Epitomizing the banks’ attempt to turn this into a story about mistaken paperwork — and not one about improperly throwing people out of their homes — Bank of America has come forth with an admission that it made “some mistakes” in its foreclosure process, but insists that they are “relatively minor”:
Some of the defects seem relatively minor, according to the bank, and bank officials said they haven’t uncovered any evidence of wrongful foreclosures. There was an address missing one of five digits, misspellings of borrowers’ names, a transposition of a first and last name and a missing signature on one document “underlying” an affidavit, a bank spokesman said. But the bank uncovered these mistakes while preparing less than 1% of the first foreclosure files that it intends to resubmit to the courts in 23 states.

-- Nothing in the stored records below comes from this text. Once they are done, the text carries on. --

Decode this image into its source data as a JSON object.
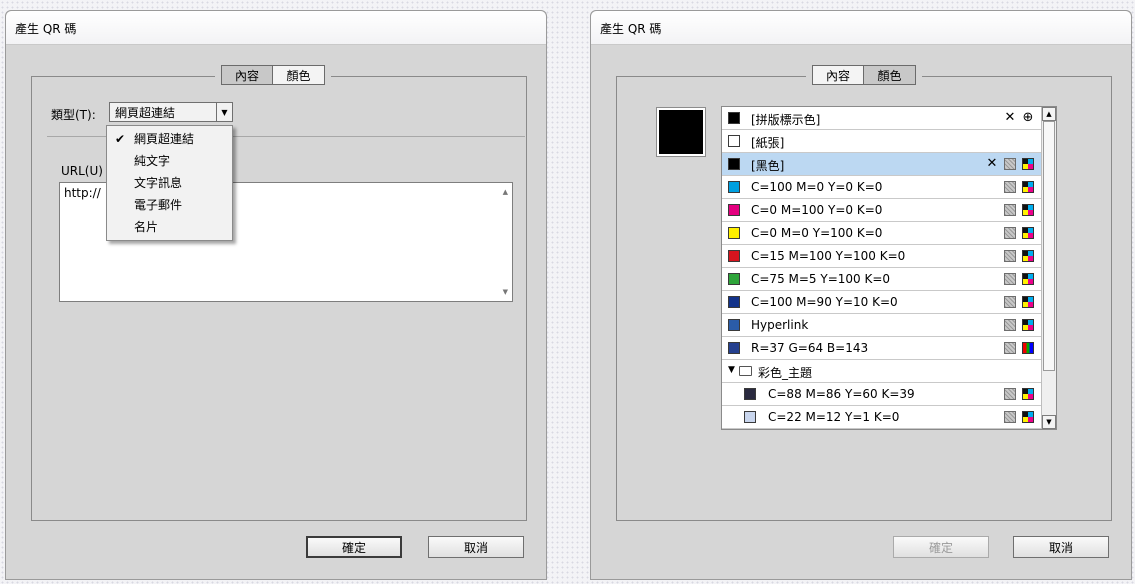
{
  "left_dialog": {
    "title": "產生 QR 碼",
    "tabs": [
      {
        "label": "內容",
        "active": true
      },
      {
        "label": "顏色",
        "active": false
      }
    ],
    "type_label": "類型(T):",
    "type_select_value": "網頁超連結",
    "url_label": "URL(U)",
    "url_value": "http://",
    "dropdown_items": [
      {
        "label": "網頁超連結",
        "checked": true,
        "check_mark": "✔"
      },
      {
        "label": "純文字"
      },
      {
        "label": "文字訊息"
      },
      {
        "label": "電子郵件"
      },
      {
        "label": "名片"
      }
    ],
    "ok_label": "確定",
    "cancel_label": "取消"
  },
  "right_dialog": {
    "title": "產生 QR 碼",
    "tabs": [
      {
        "label": "內容",
        "active": false
      },
      {
        "label": "顏色",
        "active": true
      }
    ],
    "selected_color_preview": "#000000",
    "swatches": [
      {
        "name": "[拼版標示色]",
        "color": "#000000",
        "icons": [
          "pen-off",
          "registration"
        ]
      },
      {
        "name": "[紙張]",
        "color": "#ffffff",
        "icons": []
      },
      {
        "name": "[黑色]",
        "color": "#000000",
        "icons": [
          "pen-off",
          "spot-gray",
          "cmyk"
        ],
        "selected": true
      },
      {
        "name": "C=100 M=0 Y=0 K=0",
        "color": "#00a0e0",
        "icons": [
          "spot-gray",
          "cmyk"
        ]
      },
      {
        "name": "C=0 M=100 Y=0 K=0",
        "color": "#e4007f",
        "icons": [
          "spot-gray",
          "cmyk"
        ]
      },
      {
        "name": "C=0 M=0 Y=100 K=0",
        "color": "#fff000",
        "icons": [
          "spot-gray",
          "cmyk"
        ]
      },
      {
        "name": "C=15 M=100 Y=100 K=0",
        "color": "#d7141e",
        "icons": [
          "spot-gray",
          "cmyk"
        ]
      },
      {
        "name": "C=75 M=5 Y=100 K=0",
        "color": "#2ea43a",
        "icons": [
          "spot-gray",
          "cmyk"
        ]
      },
      {
        "name": "C=100 M=90 Y=10 K=0",
        "color": "#13338a",
        "icons": [
          "spot-gray",
          "cmyk"
        ]
      },
      {
        "name": "Hyperlink",
        "color": "#2b5ca8",
        "icons": [
          "spot-gray",
          "cmyk"
        ]
      },
      {
        "name": "R=37 G=64 B=143",
        "color": "#25408f",
        "icons": [
          "spot-gray",
          "rgb"
        ]
      },
      {
        "name": "彩色_主題",
        "folder": true
      },
      {
        "name": "C=88 M=86 Y=60 K=39",
        "color": "#2a2a3f",
        "icons": [
          "spot-gray",
          "cmyk"
        ],
        "child": true
      },
      {
        "name": "C=22 M=12 Y=1 K=0",
        "color": "#c9d6ee",
        "icons": [
          "spot-gray",
          "cmyk"
        ],
        "child": true
      }
    ],
    "ok_label": "確定",
    "ok_disabled": true,
    "cancel_label": "取消"
  }
}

Of course, BofA places the emphasis on innocent sounding mistakes like misspelling a homeowner’s name, and not on far more harmful instances, such as when it foreclosed on a homeowner who didn’t have a mortgage at all. Or when it locked a homeowner who was current on her mortgage payments out of her home, shutting off her utilities and stealing her pet parrot. If the banks are respecting due process, someone who literally does not have a mortgage should never receive a foreclosure notice.

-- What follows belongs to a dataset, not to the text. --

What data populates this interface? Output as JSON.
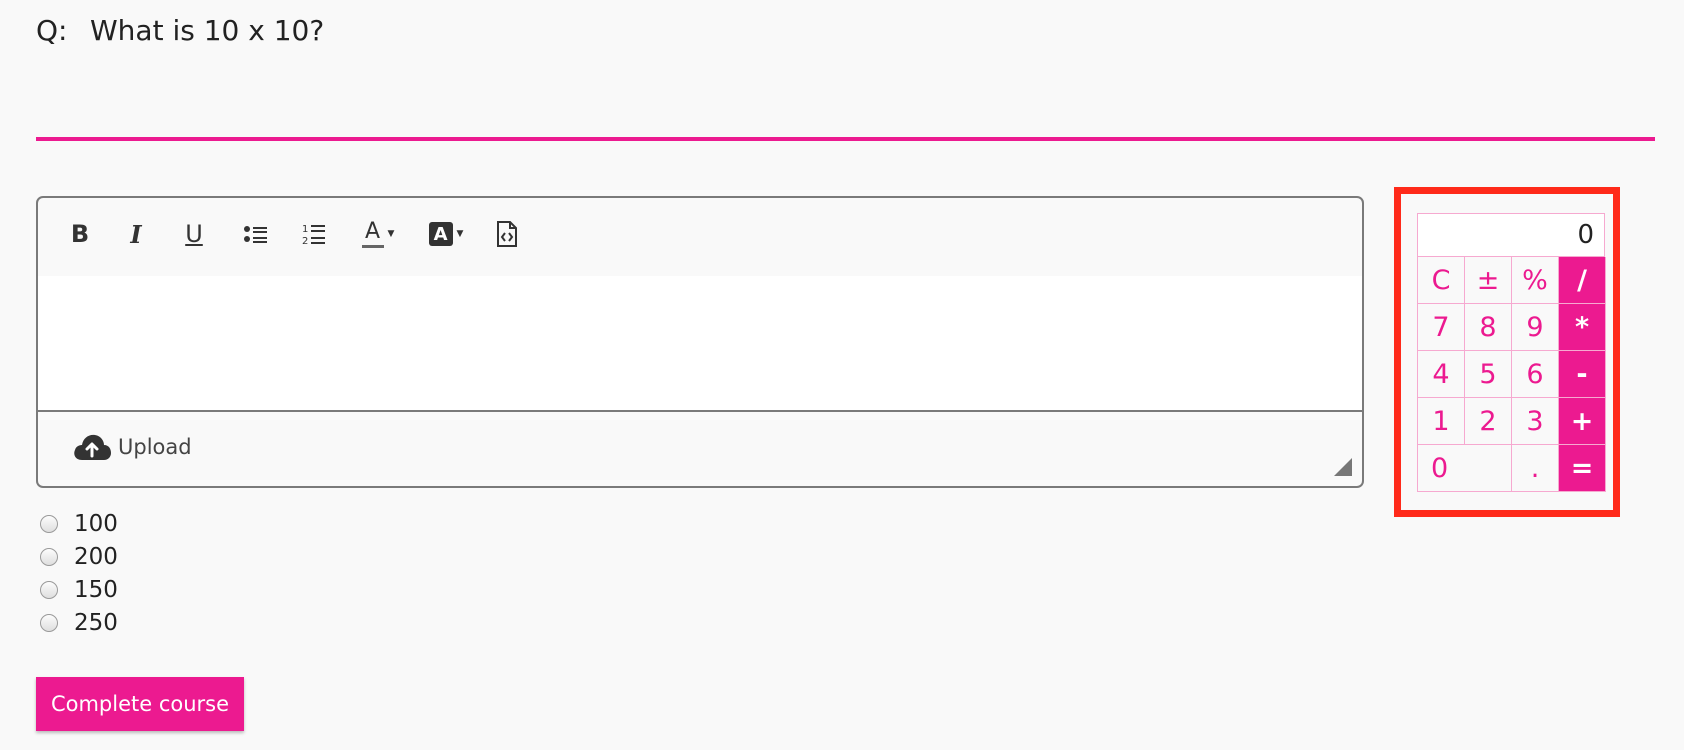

But the banks’ problems also extend beyond those associated with homeowners. BofA, for instance, has been caught selling the same mortgage to multiple investors. As David Dayen put it, “the banks would knowingly put garbage into the mortgage pools and trot it out to the investors while misrepresenting the product. Now, we’re learning, there was a whole new angle – some of the loans showed up in multiple pools.”

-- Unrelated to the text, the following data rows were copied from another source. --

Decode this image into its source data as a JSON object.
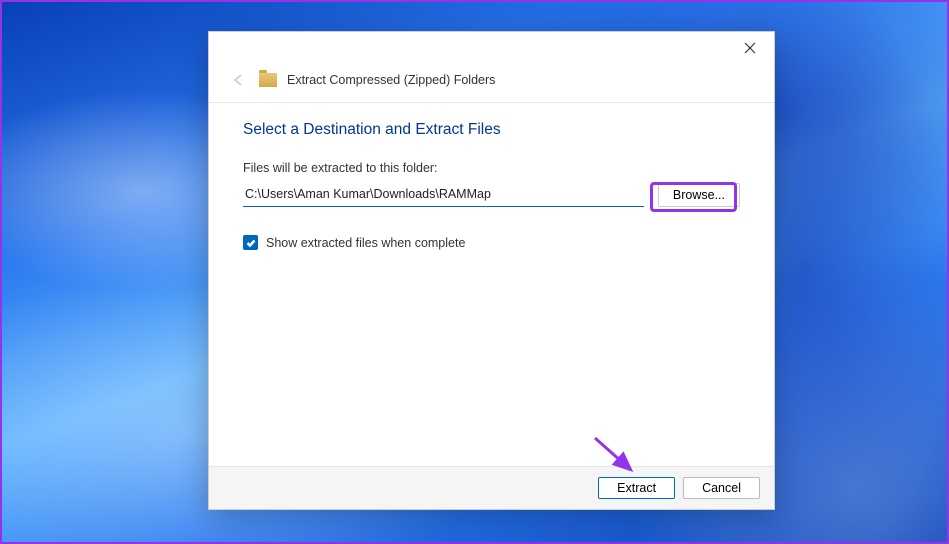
{
  "header": {
    "title": "Extract Compressed (Zipped) Folders"
  },
  "content": {
    "heading": "Select a Destination and Extract Files",
    "field_label": "Files will be extracted to this folder:",
    "path_value": "C:\\Users\\Aman Kumar\\Downloads\\RAMMap",
    "browse_label": "Browse...",
    "checkbox_label": "Show extracted files when complete",
    "checkbox_checked": true
  },
  "footer": {
    "extract_label": "Extract",
    "cancel_label": "Cancel"
  }
}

This mess, which is entirely of the banks’ own making, extends far beyond some misspellings and empty lines on a form. The entire foundation on which the banks built their foreclosure machines encouraged fraud and speed, without regard for the rights of borrowers. And BofA appears to have learned no lessons, considering that it flew through verifications of its frozen foreclosures at breakneck speed — reviewing about 10,000 per day — after spending months dragging its feet when getting borrowers into sustainable loan modifications.